Dataset rows for apps and sites
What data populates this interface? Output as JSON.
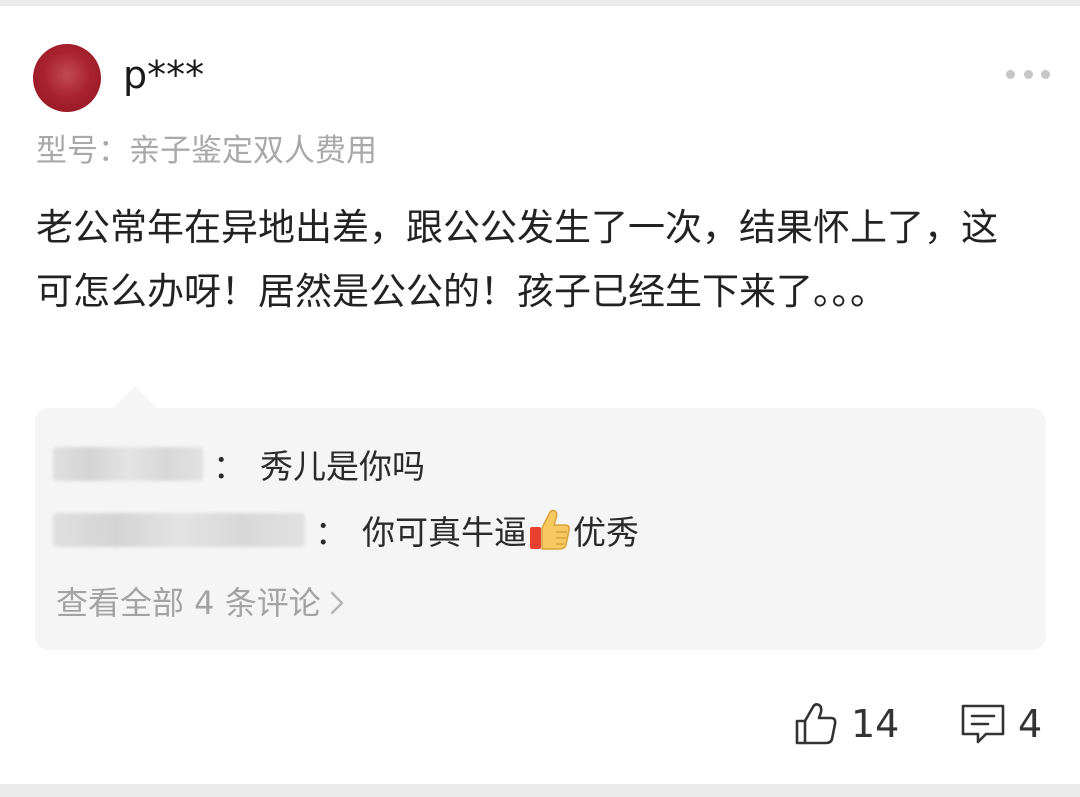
{
  "review": {
    "username": "p***",
    "avatar_color": "#a8232f",
    "model_label": "型号：",
    "model_value": "亲子鉴定双人费用",
    "content_parts": {
      "before_emoji_none": "老公常年在异地出差，跟公公发生了一次，结果怀上了，这可怎么办呀！居然是公公的！孩子已经生下来了。。。"
    }
  },
  "replies": [
    {
      "name_blurred": true,
      "colon": "：",
      "text": "秀儿是你吗"
    },
    {
      "name_blurred": true,
      "colon": "：",
      "text_before_emoji": "你可真牛逼",
      "emoji": "thumbs-up-emoji",
      "text_after_emoji": "优秀"
    }
  ],
  "view_all": "查看全部 4 条评论",
  "stats": {
    "likes": "14",
    "comments": "4"
  },
  "icons": {
    "more": "more-dots-icon",
    "like": "thumbs-up-icon",
    "comment": "comment-icon",
    "chevron": "chevron-right-icon"
  }
}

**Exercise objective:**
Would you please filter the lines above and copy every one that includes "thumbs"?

**Answer to the problem:**
      "emoji": "thumbs-up-emoji",
    "like": "thumbs-up-icon",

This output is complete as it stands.